Dick Allen, former MLB slugger, and Roger Moret, former MLB pitcher, each passed away today, it has been announced. Allen was 78. Moret was 71.
Allen was one of the best hitters in baseball during his time in the majors, winning the Rookie of the Year Award as a 22 year old for the Philadelphia Phillies in 1964, a season where he also finished 7th in the MVP balloting, slashing .318/.382/.557. Allen was an early Three True Outcomes player, and over a 10 year stretch was one of the best players in baseball, putting up a 54.5 bWAR from 1964-73 while slashing .299/.387/.553, good for a 165 OPS+, and including an A.L. MVP Award with the Chicago White Sox in 1972.
Allen put up a 3.8 bWAR with the ChiSox in 1974, but after that was largely done, being limited to role player status for the final three years of his career due to injuries, a problem that bedeviled him even during his prime (he had four years in that dominant 10 year stretch where he played in 122 or fewer games). Allen was also a lightning rod for controversy, being labeled by some as a malcontent at a time when simply being outspoken and African American was enough to garner that label.
Allen’s Hall of Fame case has been hampered by his relatively short career (his 58.8 career bWAR was accumulated almost entirely from 1964-74, with a cup of coffee in 1963 and roughly replacement level performance in a part-time role from 1975-77) and the fact that he played third base, first base and left field, making it harder to pigeonhole him in a particular position where he could be compared to his peers. His raw numbers were also dampened by virtue of his having played in perhaps the most pitcher-friendly period in the live ball era — his 156 OPS+ has him tied with Frank Thomas and Willie Mays for 19th all time.
Moret spent nine years in the majors, from 1970-78, with the final two years of his career coming with the Texas Rangers. Moret began his career with the Boston Red Sox, was traded to the Atlanta Braves in December, 1975, for future Texas Rangers pitching coach Tom House, and then was sent to Texas along with four other players and $250,000 for Jeff Burroughs in December, 1976.
Moret had a career 3.66 ERA in 723 major league innings, with a 7.4 career bWAR. He is perhaps best known for an incident in his final season, when he was found standing in the locker room holding a shower shoe in a catatonic state.
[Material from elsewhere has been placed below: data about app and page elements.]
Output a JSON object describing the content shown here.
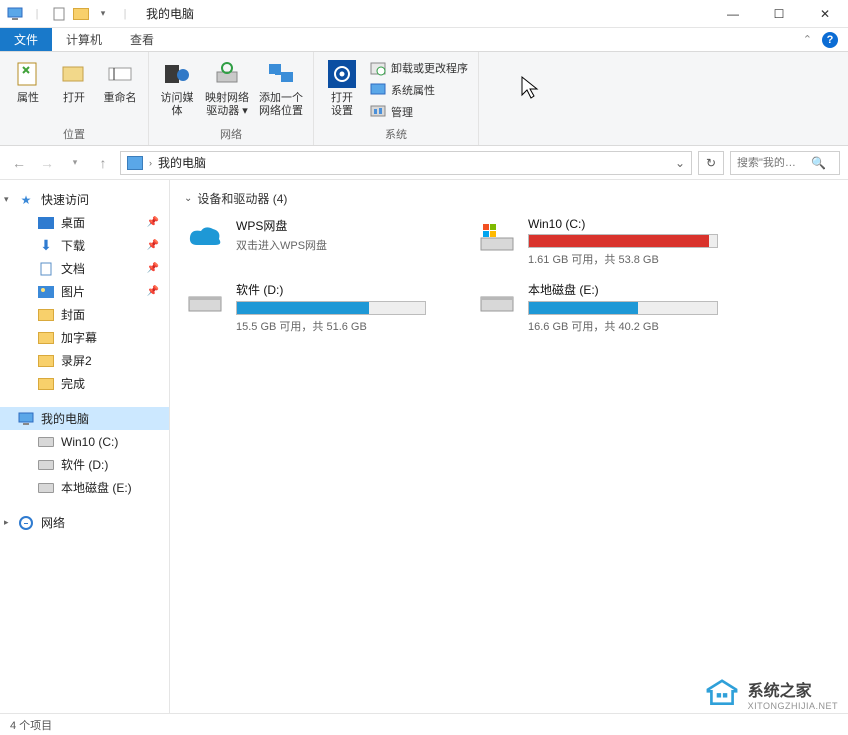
{
  "window": {
    "title": "我的电脑"
  },
  "tabs": {
    "file": "文件",
    "computer": "计算机",
    "view": "查看"
  },
  "ribbon": {
    "g1": {
      "label": "位置",
      "properties": "属性",
      "open": "打开",
      "rename": "重命名"
    },
    "g2": {
      "label": "网络",
      "media": "访问媒体",
      "map": "映射网络\n驱动器 ▾",
      "addloc": "添加一个\n网络位置"
    },
    "g3": {
      "label": "系统",
      "opensettings": "打开\n设置",
      "uninstall": "卸载或更改程序",
      "sysprops": "系统属性",
      "manage": "管理"
    }
  },
  "nav": {
    "crumb": "我的电脑",
    "search_placeholder": "搜索\"我的…"
  },
  "sidebar": {
    "quick": "快速访问",
    "desktop": "桌面",
    "downloads": "下载",
    "documents": "文档",
    "pictures": "图片",
    "cover": "封面",
    "subtitle": "加字幕",
    "rec": "录屏2",
    "done": "完成",
    "mypc": "我的电脑",
    "c": "Win10  (C:)",
    "d": "软件 (D:)",
    "e": "本地磁盘 (E:)",
    "network": "网络"
  },
  "content": {
    "section": "设备和驱动器 (4)",
    "wps": {
      "name": "WPS网盘",
      "sub": "双击进入WPS网盘"
    },
    "c": {
      "name": "Win10  (C:)",
      "stat": "1.61 GB 可用，共 53.8 GB",
      "fill_pct": 96,
      "color": "#d9332c"
    },
    "d": {
      "name": "软件 (D:)",
      "stat": "15.5 GB 可用，共 51.6 GB",
      "fill_pct": 70,
      "color": "#1e98d6"
    },
    "e": {
      "name": "本地磁盘 (E:)",
      "stat": "16.6 GB 可用，共 40.2 GB",
      "fill_pct": 58,
      "color": "#1e98d6"
    }
  },
  "status": {
    "text": "4 个项目"
  },
  "watermark": {
    "t1": "系统之家",
    "t2": "XITONGZHIJIA.NET"
  }
}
He was taken to a psychiatric facility and placed on the disabled list, and he only pitched six more games after that.